It sounds like a
long on your system is a 32-bit value. That means any unsigned number above 4,294,967,295 won't convert correctly, and neither will signed numbers above 2,147,483,647 or below 2,147,483,648.
In general, an n-bit representation can represent signed numbers in the range [-2n-1,-2n-1) or unsigned numbers in the range [0,2n).
The wikipedia article Computer numbering formats is probably a good jumping off point to learn more about this behaviour.
The reason you see different results from
strtol() is because they have different error handling characteristics. From the
strtol() man page:
strtol() function returns the result of the conversion, unless the value would underflow or overflow. If an underflow occurs,
LONG_MIN. If an overflow occurs,
LONG_MAX. In both cases,
errno is set to
And from the
atol() man page:
atoi() function converts the initial portion of the string pointed to by
nptr to int.
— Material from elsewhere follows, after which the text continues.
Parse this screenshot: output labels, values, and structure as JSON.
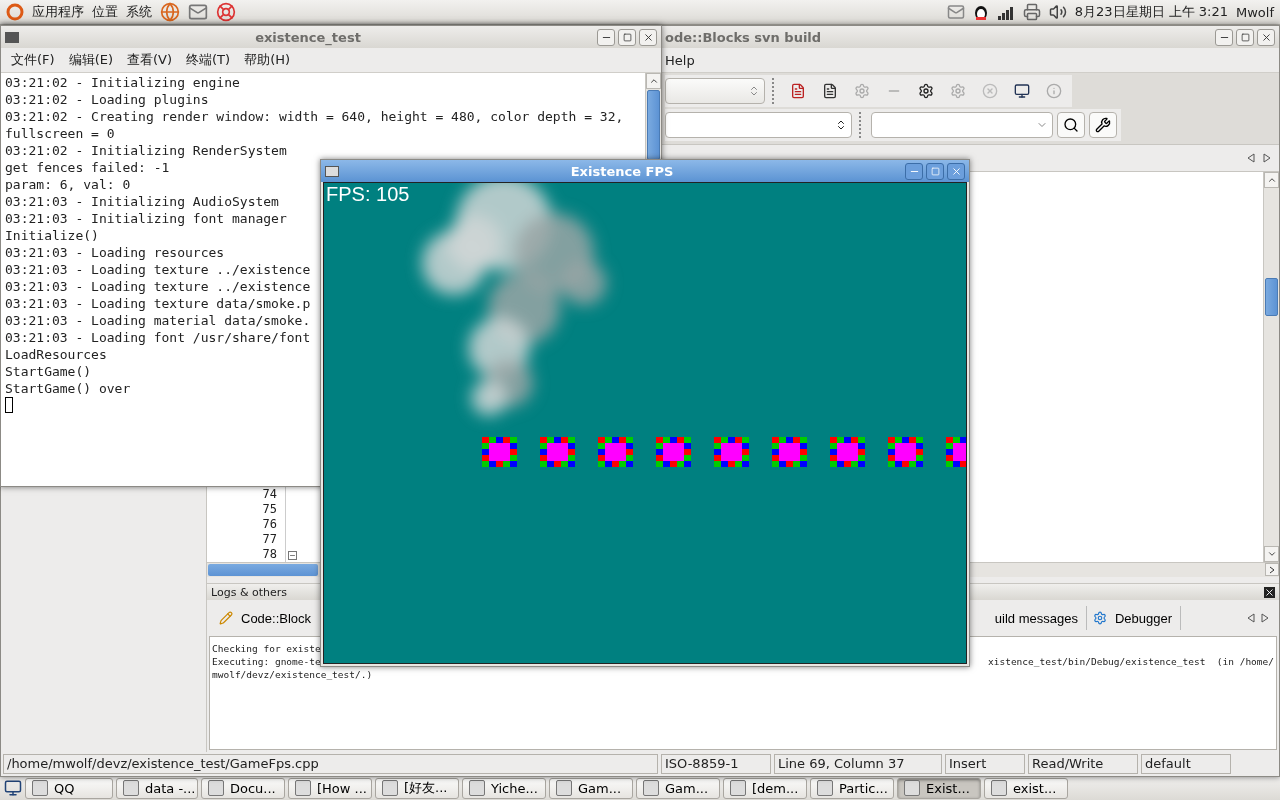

The behaviour is the same as
strtol(nptr, (char **)NULL, 10);
atoi() does not detect errors.
atoll() functions behave the same as
atoi(), except that they convert the initial portion of the string to their return type of